  11. 11. ELSI: Ethical, Legal,and Social Issues• Privacy and confidentiality of genetic information.• Fairness in the use of genetic information by insurers, employers, courts, schools,adoption agencies, and the military, among others.• Psychological impact, stigmatization, and discrimination due to an individual’sgenetic differences.• Reproductive issues including adequate and informed consent and use of geneticinformation in reproductive decision making.• Clinical issues including the education of doctors and other health-service providers,people identified with genetic conditions, and the general public about capabilities,limitations, and social risks; and implementation of standards and quality control‑measures.U.S. Department of Energy Genome Programs, Genomics and Its Impact on Science and Society, 2003
  12. 12. • Uncertainties associated with gene tests for susceptibilities and complexconditions (e.g., heart disease, diabetes, and Alzheimer’s disease).• Fairness in access to advanced genomic technologies.• Conceptual and philosophical implications regarding human responsibility, free willvs genetic determinism, and concepts of health and disease.• Health and environmental issues concerning genetically modified (GM) foods andmicrobes.• Commercialization of products including property rights (patents, copyrights, andtrade secrets) and accessibility of data and materials.

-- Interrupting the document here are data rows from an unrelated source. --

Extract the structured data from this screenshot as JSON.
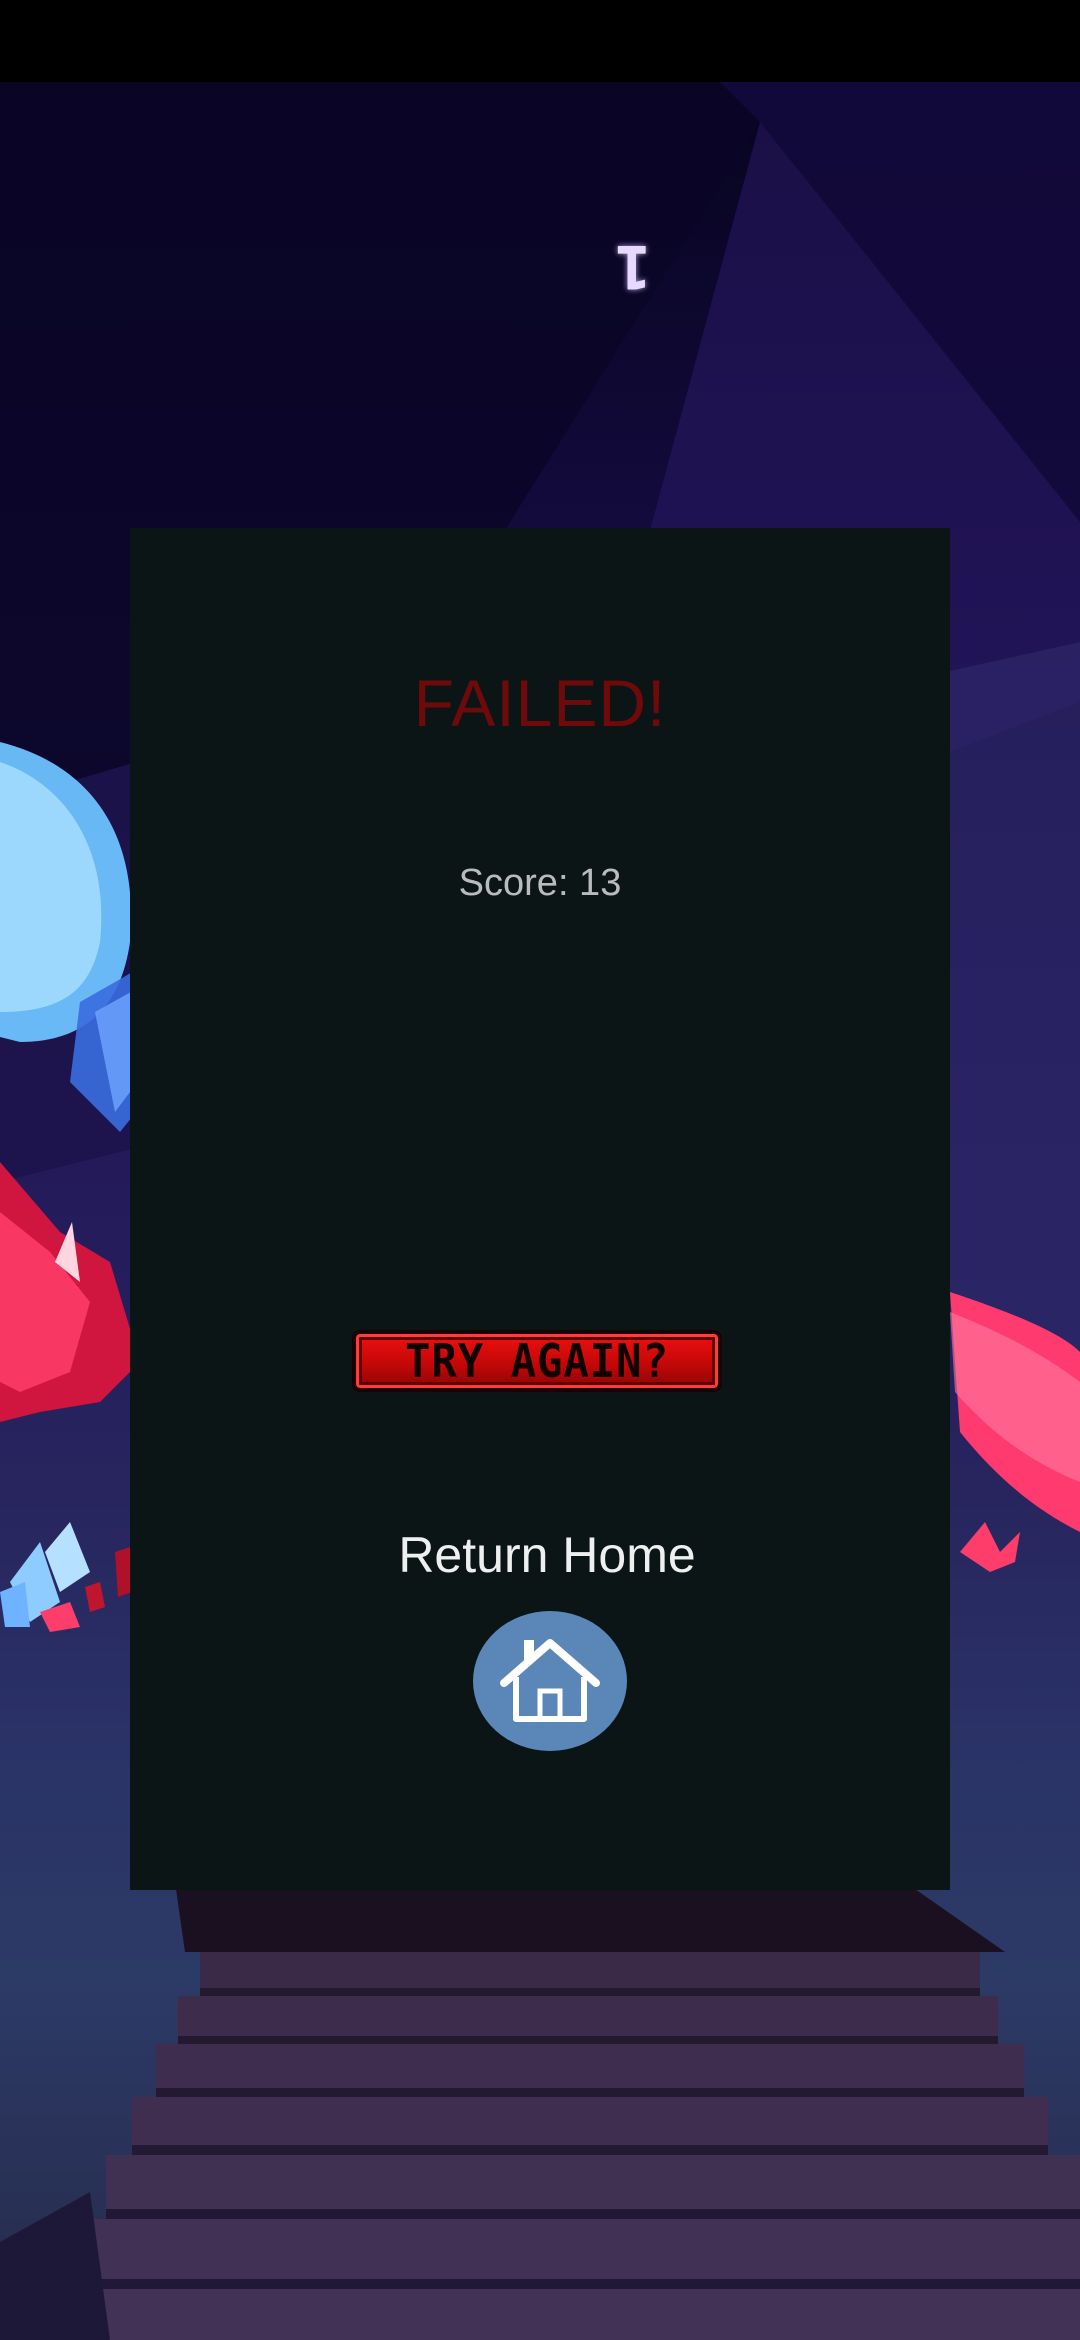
{
  "hud": {
    "score_marker": "1"
  },
  "dialog": {
    "title": "FAILED!",
    "score_text": "Score: 13",
    "try_again_label": "TRY AGAIN?",
    "return_home_label": "Return Home",
    "home_icon": "home-icon"
  },
  "colors": {
    "panel_background": "#0c1516",
    "title": "#6e0a0a",
    "try_again": "#e00e0e",
    "home_button": "#5b86b8"
  }
}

  13. 13. • Gene number, exact locations, and functions• Gene regulation• DNA sequence organization• Chromosomal structure and organization• Noncoding DNA types, amount, distribution, information content, and functions• Coordination of gene expression, protein synthesis, and post-translational events• Interaction of proteins in complex molecular machines• Predicted vs experimentally determined gene function• Evolutionary conservation among organisms• Protein conservation (structure and function)• Proteomes (total protein content and function) in organisms• Correlation of SNPs (single-base DNA variations among individuals) with health and disease• Disease-susceptibility prediction based on gene sequence variation• Genes involved in complex traits and multigene diseases• Complex systems biology including microbial consortia useful for environmental restoration• Developmental genetics, genomicsFuture Challenges:What We Still Don’t Know
  14. 14. Summary• The significance of the completion of the human genome projectcannot be overstated.• With the dictionary of the genome available, the molecularmechanisms of human health and disease will be resolved.• Armed with this knowledge a transformation in medical diagnosticsand therapy is underway and will continue into the next few decades.• The application of this knowledge needs to be regulated andrestricted to practices deemed ethically sound.
  15. 15. Bibliography••
  16. 16. Thank You